Try it: Omit all pictures, then print the entries exactly.

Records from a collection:
▼

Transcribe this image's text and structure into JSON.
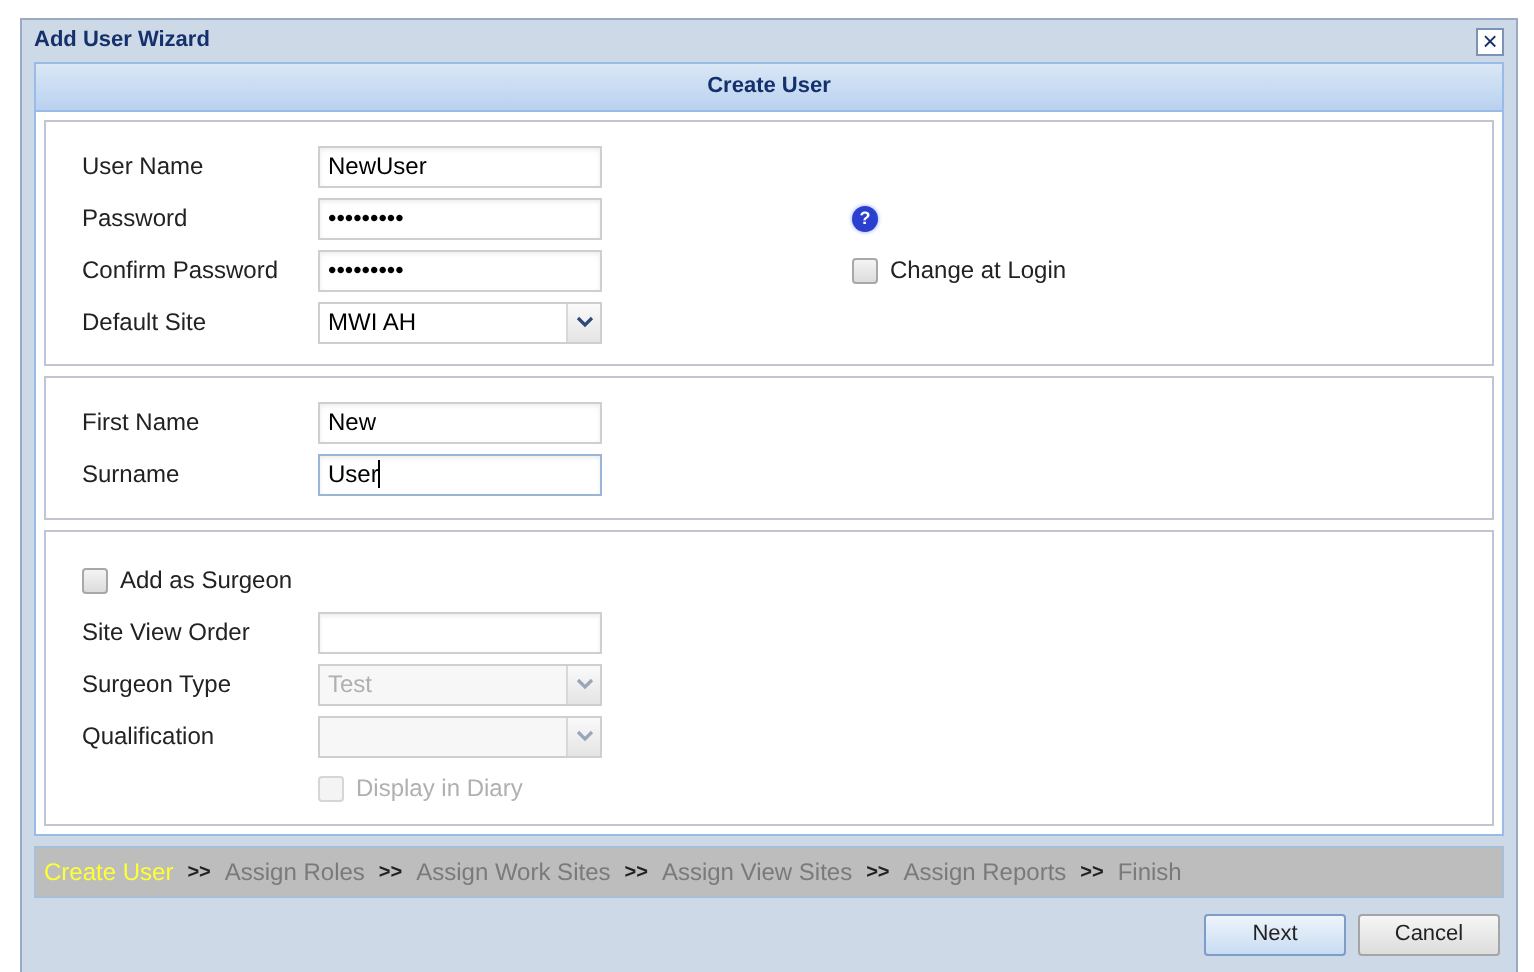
{
  "window": {
    "title": "Add User Wizard",
    "close": "×"
  },
  "header": "Create User",
  "sections": [
    {
      "rows": [
        {
          "kind": "text",
          "label": "User Name",
          "value": "NewUser",
          "disabled": false
        },
        {
          "kind": "text",
          "label": "Password",
          "value": "•••••••••",
          "disabled": false,
          "extra": {
            "kind": "help",
            "label": "?"
          }
        },
        {
          "kind": "text",
          "label": "Confirm Password",
          "value": "•••••••••",
          "disabled": false,
          "extra": {
            "kind": "checkbox",
            "label": "Change at Login",
            "checked": false
          }
        },
        {
          "kind": "select",
          "label": "Default Site",
          "value": "MWI AH",
          "disabled": false
        }
      ]
    },
    {
      "rows": [
        {
          "kind": "text",
          "label": "First Name",
          "value": "New",
          "disabled": false
        },
        {
          "kind": "text",
          "label": "Surname",
          "value": "User",
          "disabled": false,
          "focused": true
        }
      ]
    },
    {
      "rows": [
        {
          "kind": "checkbox",
          "label": "Add as Surgeon",
          "checked": false,
          "disabled": false
        },
        {
          "kind": "text",
          "label": "Site View Order",
          "disabled": false
        },
        {
          "kind": "select",
          "label": "Surgeon Type",
          "value": "Test",
          "disabled": true
        },
        {
          "kind": "select",
          "label": "Qualification",
          "disabled": true
        },
        {
          "kind": "subcheckbox",
          "label": "Display in Diary",
          "checked": false,
          "disabled": true
        }
      ]
    }
  ],
  "steps": [
    {
      "label": "Create User",
      "selected": true
    },
    {
      "kind": "sep",
      "label": ">>"
    },
    {
      "label": "Assign Roles",
      "selected": false
    },
    {
      "kind": "sep",
      "label": ">>"
    },
    {
      "label": "Assign Work Sites",
      "selected": false
    },
    {
      "kind": "sep",
      "label": ">>"
    },
    {
      "label": "Assign View Sites",
      "selected": false
    },
    {
      "kind": "sep",
      "label": ">>"
    },
    {
      "label": "Assign Reports",
      "selected": false
    },
    {
      "kind": "sep",
      "label": ">>"
    },
    {
      "label": "Finish",
      "selected": false
    }
  ],
  "buttons": [
    {
      "label": "Next",
      "primary": true
    },
    {
      "label": "Cancel",
      "primary": false
    }
  ]
}
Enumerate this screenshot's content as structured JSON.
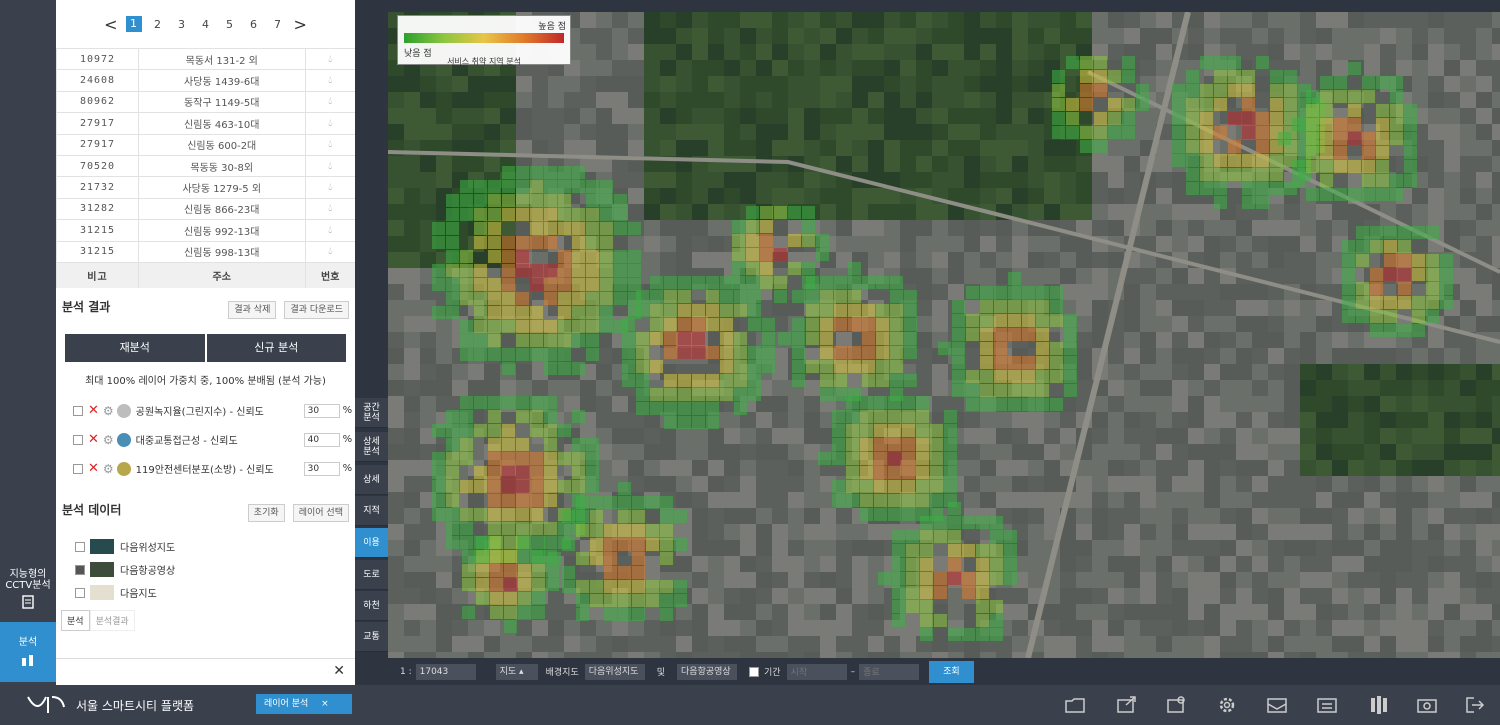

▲

Task result:
Transcribe this image's text and structure into JSON.
{
  "window": {
    "title": "Add User Wizard",
    "close": "×"
  },
  "header": "Create User",
  "sections": [
    {
      "rows": [
        {
          "kind": "text",
          "label": "User Name",
          "value": "NewUser",
          "disabled": false
        },
        {
          "kind": "text",
          "label": "Password",
          "value": "•••••••••",
          "disabled": false,
          "extra": {
            "kind": "help",
            "label": "?"
          }
        },
        {
          "kind": "text",
          "label": "Confirm Password",
          "value": "•••••••••",
          "disabled": false,
          "extra": {
            "kind": "checkbox",
            "label": "Change at Login",
            "checked": false
          }
        },
        {
          "kind": "select",
          "label": "Default Site",
          "value": "MWI AH",
          "disabled": false
        }
      ]
    },
    {
      "rows": [
        {
          "kind": "text",
          "label": "First Name",
          "value": "New",
          "disabled": false
        },
        {
          "kind": "text",
          "label": "Surname",
          "value": "User",
          "disabled": false,
          "focused": true
        }
      ]
    },
    {
      "rows": [
        {
          "kind": "checkbox",
          "label": "Add as Surgeon",
          "checked": false,
          "disabled": false
        },
        {
          "kind": "text",
          "label": "Site View Order",
          "disabled": false
        },
        {
          "kind": "select",
          "label": "Surgeon Type",
          "value": "Test",
          "disabled": true
        },
        {
          "kind": "select",
          "label": "Qualification",
          "disabled": true
        },
        {
          "kind": "subcheckbox",
          "label": "Display in Diary",
          "checked": false,
          "disabled": true
        }
      ]
    }
  ],
  "steps": [
    {
      "label": "Create User",
      "selected": true
    },
    {
      "kind": "sep",
      "label": ">>"
    },
    {
      "label": "Assign Roles",
      "selected": false
    },
    {
      "kind": "sep",
      "label": ">>"
    },
    {
      "label": "Assign Work Sites",
      "selected": false
    },
    {
      "kind": "sep",
      "label": ">>"
    },
    {
      "label": "Assign View Sites",
      "selected": false
    },
    {
      "kind": "sep",
      "label": ">>"
    },
    {
      "label": "Assign Reports",
      "selected": false
    },
    {
      "kind": "sep",
      "label": ">>"
    },
    {
      "label": "Finish",
      "selected": false
    }
  ],
  "buttons": [
    {
      "label": "Next",
      "primary": true
    },
    {
      "label": "Cancel",
      "primary": false
    }
  ]
}
Enumerate this screenshot's content as structured JSON.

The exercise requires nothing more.